In one sense these theological positions make sense of the incomprehensible and justify a strict adherence to halakha (Jewish law). It is somehow comforting to believe that God is in charge and that both the bad and the good have meaning. The meaning may not be clear but as it says in the Union Prayer Book: “in the fullness of time we shall know why we are tried.” Over the years I have struggled with theology. I have wanted to understand who God is and how He/She is in the world. No answer has really satisfied me. My religious world is now one beyond theology. God remains part of my life—an inspiration—a challenge. I live in relationship with God and eschew concepts.

As Jews, we accept the concept that behavior has consequences and are well aware that humans are capable of indescribable evil. Some of the curses in Ki Tavo could be lifted out of the daily headlines where evil actors in the name of religion, ethnicity, the pursuit of power, or deep prejudice are prepared to inflict unspeakable suffering on other human beings. However, when we conceive of God, we recognize that we cannot wait for Divine intervention. Human passivity and inaction allows evil to mock our righteous proclamations.

As I read Ki Tavo I believe that God wants us – God wants all of humankind – to live lives of blessing. One primary theme of the covenant is concern for the weakest members of society exemplified by the widow, the fatherless and the stranger. Another is that each human being is created in the image of God and to save a single life is analogous to saving all of humanity. Racism, terrorism, poverty, climate change, xenophobia, homophobia, rising anti-Semitism, anti-Zionism and numerous simultaneous wars present us with almost unfathomable challenges. The list is an alphabet of woes, which we confess to on Yom Kippur.

With such a list it is easy to become overwhelmed and feel impotent. However, our task is to turn

toward

— not away from — the pain. Our struggle is to look into the face of another and see the face of God. It is to turn outward rather than inward. We can never be content as long as some live lives of desperation. Judaism calls on us to bridge the chasm that separates neighbors from neighbors and neighbors from strangers.

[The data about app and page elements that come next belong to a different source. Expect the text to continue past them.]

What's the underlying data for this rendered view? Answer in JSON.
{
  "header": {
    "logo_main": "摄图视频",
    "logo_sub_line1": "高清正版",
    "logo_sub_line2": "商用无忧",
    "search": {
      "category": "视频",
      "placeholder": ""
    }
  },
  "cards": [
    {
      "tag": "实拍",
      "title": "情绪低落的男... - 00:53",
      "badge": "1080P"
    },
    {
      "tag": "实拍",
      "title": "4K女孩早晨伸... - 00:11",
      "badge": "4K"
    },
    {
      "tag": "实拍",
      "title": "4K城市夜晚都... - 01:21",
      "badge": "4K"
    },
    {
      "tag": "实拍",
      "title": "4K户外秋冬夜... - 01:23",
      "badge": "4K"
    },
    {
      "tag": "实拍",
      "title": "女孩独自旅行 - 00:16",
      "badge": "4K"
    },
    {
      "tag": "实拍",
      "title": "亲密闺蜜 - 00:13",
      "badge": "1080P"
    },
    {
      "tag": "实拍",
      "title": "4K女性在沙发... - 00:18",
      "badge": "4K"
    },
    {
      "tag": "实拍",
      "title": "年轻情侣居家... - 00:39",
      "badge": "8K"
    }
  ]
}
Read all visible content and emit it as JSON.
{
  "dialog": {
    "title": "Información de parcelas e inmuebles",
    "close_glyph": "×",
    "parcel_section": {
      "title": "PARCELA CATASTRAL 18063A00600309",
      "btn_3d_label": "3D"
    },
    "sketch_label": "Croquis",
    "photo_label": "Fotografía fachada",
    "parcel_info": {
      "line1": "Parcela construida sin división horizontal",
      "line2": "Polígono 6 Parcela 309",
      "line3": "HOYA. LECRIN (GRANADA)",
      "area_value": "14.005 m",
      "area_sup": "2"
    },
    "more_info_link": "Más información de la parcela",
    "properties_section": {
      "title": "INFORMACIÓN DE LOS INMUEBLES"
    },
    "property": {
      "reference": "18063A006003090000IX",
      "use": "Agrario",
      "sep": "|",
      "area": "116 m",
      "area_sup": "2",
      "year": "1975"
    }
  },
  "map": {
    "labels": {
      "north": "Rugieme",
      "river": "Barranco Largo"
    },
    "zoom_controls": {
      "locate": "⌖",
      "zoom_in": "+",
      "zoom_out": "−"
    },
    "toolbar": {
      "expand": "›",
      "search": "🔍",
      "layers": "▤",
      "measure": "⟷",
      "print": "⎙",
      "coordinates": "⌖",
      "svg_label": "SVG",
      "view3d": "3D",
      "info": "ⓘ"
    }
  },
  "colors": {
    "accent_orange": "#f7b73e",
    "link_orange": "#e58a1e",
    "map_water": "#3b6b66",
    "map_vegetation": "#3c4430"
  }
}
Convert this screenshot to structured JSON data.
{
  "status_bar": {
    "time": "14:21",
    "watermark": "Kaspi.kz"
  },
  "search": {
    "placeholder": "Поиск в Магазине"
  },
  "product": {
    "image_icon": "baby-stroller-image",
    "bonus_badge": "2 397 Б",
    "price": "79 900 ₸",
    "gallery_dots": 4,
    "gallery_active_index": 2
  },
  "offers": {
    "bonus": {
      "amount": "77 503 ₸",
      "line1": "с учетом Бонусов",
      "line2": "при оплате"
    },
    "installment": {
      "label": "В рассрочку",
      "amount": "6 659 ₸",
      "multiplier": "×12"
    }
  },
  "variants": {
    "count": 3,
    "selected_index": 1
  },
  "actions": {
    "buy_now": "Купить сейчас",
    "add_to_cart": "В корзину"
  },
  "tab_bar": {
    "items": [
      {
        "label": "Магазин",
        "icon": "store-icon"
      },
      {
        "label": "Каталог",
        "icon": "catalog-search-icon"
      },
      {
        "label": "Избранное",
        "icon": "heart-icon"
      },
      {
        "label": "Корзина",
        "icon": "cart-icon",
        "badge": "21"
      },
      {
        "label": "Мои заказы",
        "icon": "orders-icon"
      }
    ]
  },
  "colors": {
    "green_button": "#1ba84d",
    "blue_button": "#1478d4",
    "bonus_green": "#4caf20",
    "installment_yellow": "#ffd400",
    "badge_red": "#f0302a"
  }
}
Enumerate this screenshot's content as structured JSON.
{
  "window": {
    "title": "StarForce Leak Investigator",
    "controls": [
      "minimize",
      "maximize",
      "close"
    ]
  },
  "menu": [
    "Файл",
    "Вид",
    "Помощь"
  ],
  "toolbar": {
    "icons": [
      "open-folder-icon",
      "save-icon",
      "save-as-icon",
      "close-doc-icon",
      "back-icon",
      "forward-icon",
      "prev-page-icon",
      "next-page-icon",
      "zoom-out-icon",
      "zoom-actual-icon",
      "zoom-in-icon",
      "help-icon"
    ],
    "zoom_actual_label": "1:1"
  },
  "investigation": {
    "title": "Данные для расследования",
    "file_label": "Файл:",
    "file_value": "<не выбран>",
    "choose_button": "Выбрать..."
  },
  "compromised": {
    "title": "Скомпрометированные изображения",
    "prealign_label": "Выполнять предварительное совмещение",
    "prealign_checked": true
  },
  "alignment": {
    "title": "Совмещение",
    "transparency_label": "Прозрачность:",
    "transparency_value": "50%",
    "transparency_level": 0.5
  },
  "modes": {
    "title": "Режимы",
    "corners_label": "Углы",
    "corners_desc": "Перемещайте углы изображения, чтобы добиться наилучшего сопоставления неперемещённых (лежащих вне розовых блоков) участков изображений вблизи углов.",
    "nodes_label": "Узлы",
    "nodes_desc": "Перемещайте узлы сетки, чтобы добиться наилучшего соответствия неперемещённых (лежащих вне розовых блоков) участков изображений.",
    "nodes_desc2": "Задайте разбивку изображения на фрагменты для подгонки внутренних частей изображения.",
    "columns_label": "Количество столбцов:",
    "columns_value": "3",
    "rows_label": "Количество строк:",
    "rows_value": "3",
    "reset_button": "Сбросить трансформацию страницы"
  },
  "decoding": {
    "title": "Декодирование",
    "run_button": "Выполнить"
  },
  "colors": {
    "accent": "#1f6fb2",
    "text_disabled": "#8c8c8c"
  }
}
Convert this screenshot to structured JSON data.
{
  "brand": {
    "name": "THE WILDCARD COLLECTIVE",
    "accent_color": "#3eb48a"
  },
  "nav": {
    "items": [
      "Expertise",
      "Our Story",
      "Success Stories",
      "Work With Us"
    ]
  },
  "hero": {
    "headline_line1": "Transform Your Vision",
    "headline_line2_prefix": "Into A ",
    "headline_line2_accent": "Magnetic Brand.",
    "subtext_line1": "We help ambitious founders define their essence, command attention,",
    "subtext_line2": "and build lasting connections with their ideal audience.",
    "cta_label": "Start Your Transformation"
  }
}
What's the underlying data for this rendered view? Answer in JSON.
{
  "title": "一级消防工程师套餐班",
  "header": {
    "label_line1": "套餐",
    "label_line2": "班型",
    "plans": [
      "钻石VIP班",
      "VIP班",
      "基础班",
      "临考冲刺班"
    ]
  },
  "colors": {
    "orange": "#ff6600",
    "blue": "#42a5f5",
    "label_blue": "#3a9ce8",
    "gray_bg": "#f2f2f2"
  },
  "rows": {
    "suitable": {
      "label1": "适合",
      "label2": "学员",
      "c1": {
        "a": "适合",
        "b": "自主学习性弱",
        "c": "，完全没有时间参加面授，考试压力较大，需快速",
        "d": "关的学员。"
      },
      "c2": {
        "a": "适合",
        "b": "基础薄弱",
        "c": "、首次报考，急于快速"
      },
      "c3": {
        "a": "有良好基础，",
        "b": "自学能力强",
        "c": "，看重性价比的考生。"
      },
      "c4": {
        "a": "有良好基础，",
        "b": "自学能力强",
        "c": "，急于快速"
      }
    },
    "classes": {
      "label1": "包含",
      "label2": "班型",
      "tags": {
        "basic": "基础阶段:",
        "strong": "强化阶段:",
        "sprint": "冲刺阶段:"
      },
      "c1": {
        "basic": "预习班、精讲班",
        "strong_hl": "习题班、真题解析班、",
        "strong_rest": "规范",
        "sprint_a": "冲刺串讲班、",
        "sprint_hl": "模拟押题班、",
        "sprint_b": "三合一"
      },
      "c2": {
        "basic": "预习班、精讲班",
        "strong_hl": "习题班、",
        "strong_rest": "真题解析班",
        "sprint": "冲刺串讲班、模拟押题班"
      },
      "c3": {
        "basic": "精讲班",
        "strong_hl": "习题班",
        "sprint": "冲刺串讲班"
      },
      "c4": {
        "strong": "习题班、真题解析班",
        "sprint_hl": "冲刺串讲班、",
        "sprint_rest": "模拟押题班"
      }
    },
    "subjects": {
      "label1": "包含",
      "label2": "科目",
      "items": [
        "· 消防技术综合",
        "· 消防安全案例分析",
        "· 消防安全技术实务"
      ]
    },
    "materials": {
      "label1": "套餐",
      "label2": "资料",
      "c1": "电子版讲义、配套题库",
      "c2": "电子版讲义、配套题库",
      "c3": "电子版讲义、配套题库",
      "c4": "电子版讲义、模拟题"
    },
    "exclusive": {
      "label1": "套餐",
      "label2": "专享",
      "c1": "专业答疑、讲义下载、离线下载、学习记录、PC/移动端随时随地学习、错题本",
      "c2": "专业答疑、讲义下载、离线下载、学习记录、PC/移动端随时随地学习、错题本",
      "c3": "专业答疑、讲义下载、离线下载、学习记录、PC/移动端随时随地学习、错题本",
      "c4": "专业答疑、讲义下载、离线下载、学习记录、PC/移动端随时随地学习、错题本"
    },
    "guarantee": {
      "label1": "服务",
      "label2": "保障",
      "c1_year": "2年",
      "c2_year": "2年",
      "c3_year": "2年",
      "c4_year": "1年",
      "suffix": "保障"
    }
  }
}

We are constantly reminded that we are all children of the original male/female human who is called Adam. We are all members of the human family. God is not found in abstract thought nor housed in concepts; God is found in performing mitzvot. There is a famous Talmudic passage in which God says “Would that they abandon Me and observe My Torah for then they would find Me.” We are taught to do — for doing becomes belief. Doing bridges the gap between God and humankind. At Sinai we said, “

Naaseh Venishma

. We will do for only then shall we understand.”

I am aware as I conclude this Dvar Torah that I write as an upper middle class male from the Chicago suburbs and have had a life filled with blessing for which I have immense gratitude. In Ki Tavo we see the potential for life to be filled with blessings, but also filled with the terror of the curses. My task – our task – is to listen to the cry of the oppressed and frightened. While we cannot control what will happen, we can play our part by lifting up those who suffer and work toward a better world. It is no easy task; but as Klal Israel we wrestle with God and our fellow human beings seeking blessings and striving to be blessings to humankind.